Minotaur island and other legends
The best way to arrive in Iráklion is from the sea on an MSC cruise ship. It’s the traditional approach and is still the one that shows the city in its best light, with Mount Yioúhtas rising behind, the heights of the Psilorítis range to the west and, as you get closer, the great fortress guarding the harbour entrance and the city walls encircling and dominating the oldest part of town.
Iráklion has superb fortifications, a fine market and atmospheric old alleys to visit when you alight from your MSC cruise. Virtually everything you’re likely to want to see lies within the north-eastern corner of the walled city. The massive Venetian walls, in places up to 15m thick, are the most obvious evidence of Iráklion’s history.
Though their fabric is incredibly well preserved, access is virtually nonexistent. El Greco Park, to the right as you approach Platía Venizélou, is crowded with cafés and bars, while opposite, on the left, are some of the more interesting of Iráklion’s older buildings including the church of Áyios Títos and the Venetian city hall with its famous loggia, both almost entirely rebuilt. Just above this stands the church of San Marco, its steps usually crowded with sightseers spilling over from the nearby platía.

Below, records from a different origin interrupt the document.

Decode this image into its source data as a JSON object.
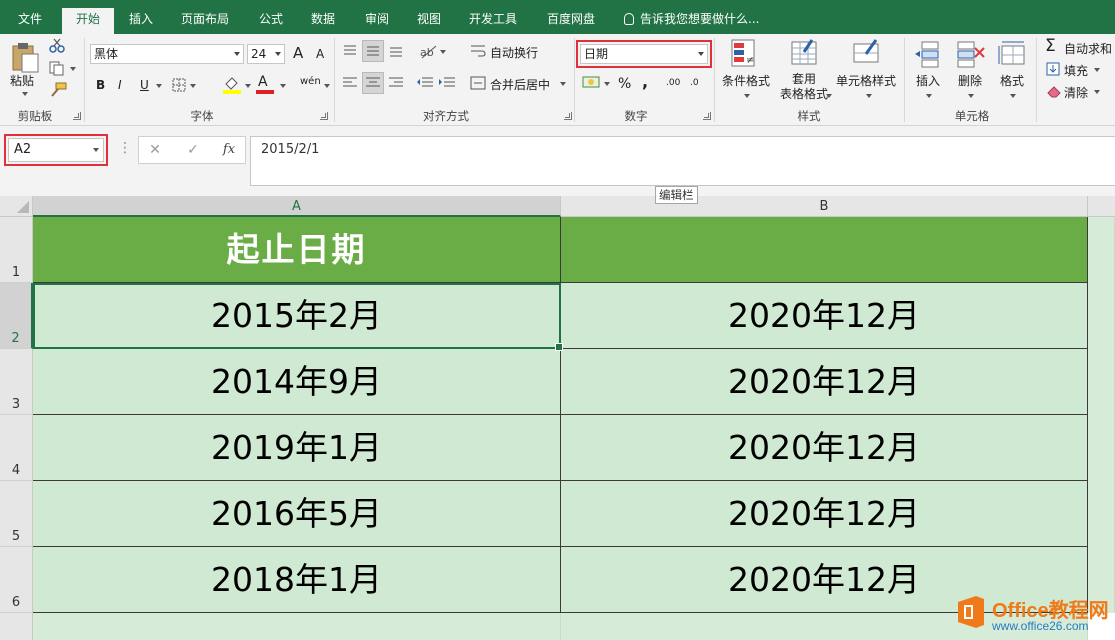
{
  "ribbon_tabs": [
    "文件",
    "开始",
    "插入",
    "页面布局",
    "公式",
    "数据",
    "审阅",
    "视图",
    "开发工具",
    "百度网盘"
  ],
  "active_tab": "开始",
  "tell_me": "告诉我您想要做什么...",
  "clipboard": {
    "paste": "粘贴",
    "group": "剪贴板"
  },
  "font": {
    "name": "黑体",
    "size": "24",
    "bold": "B",
    "italic": "I",
    "underline": "U",
    "font_color_glyph": "A",
    "phonetic": "wén",
    "grow": "A",
    "shrink": "A",
    "group": "字体"
  },
  "alignment": {
    "wrap": "自动换行",
    "merge": "合并后居中",
    "group": "对齐方式"
  },
  "number": {
    "format": "日期",
    "percent": "%",
    "comma": ",",
    "inc_decimal": ".00",
    "dec_decimal": ".0",
    "group": "数字"
  },
  "styles": {
    "conditional": "条件格式",
    "table_format": "套用\n表格格式",
    "cell_styles": "单元格样式",
    "group": "样式"
  },
  "cells": {
    "insert": "插入",
    "delete": "删除",
    "format": "格式",
    "group": "单元格"
  },
  "editing": {
    "autosum": "自动求和",
    "fill": "填充",
    "clear": "清除"
  },
  "formula_bar": {
    "name_box": "A2",
    "cancel": "✕",
    "enter": "✓",
    "fx": "fx",
    "value": "2015/2/1",
    "tooltip": "编辑栏"
  },
  "sheet": {
    "columns": [
      "A",
      "B"
    ],
    "row_numbers": [
      "1",
      "2",
      "3",
      "4",
      "5",
      "6"
    ],
    "header": [
      "起止日期",
      ""
    ],
    "rows": [
      [
        "2015年2月",
        "2020年12月"
      ],
      [
        "2014年9月",
        "2020年12月"
      ],
      [
        "2019年1月",
        "2020年12月"
      ],
      [
        "2016年5月",
        "2020年12月"
      ],
      [
        "2018年1月",
        "2020年12月"
      ]
    ]
  },
  "logo": {
    "brand": "Office教程网",
    "url": "www.office26.com"
  },
  "colors": {
    "ribbon_green": "#217346",
    "header_fill": "#6aac46",
    "data_fill": "#d0e9d3",
    "highlight": "#e0313b"
  }
}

Knossós, 5km south of Iráklio on a low, largely artificial hill, was by far the largest of the Minoan palaces, thriving more than three and a half thousand years ago at the heart of a highly sophisticated island-wide civilization: it’s an excursion not to be missed on any MSC Mediterranean cruise to Greece.
As soon as you enter the Palace of Knossós through its West Court, it is clear how the legends of the labyrinth grew up around it. Even with a map and description, it can be very hard to work out where you are.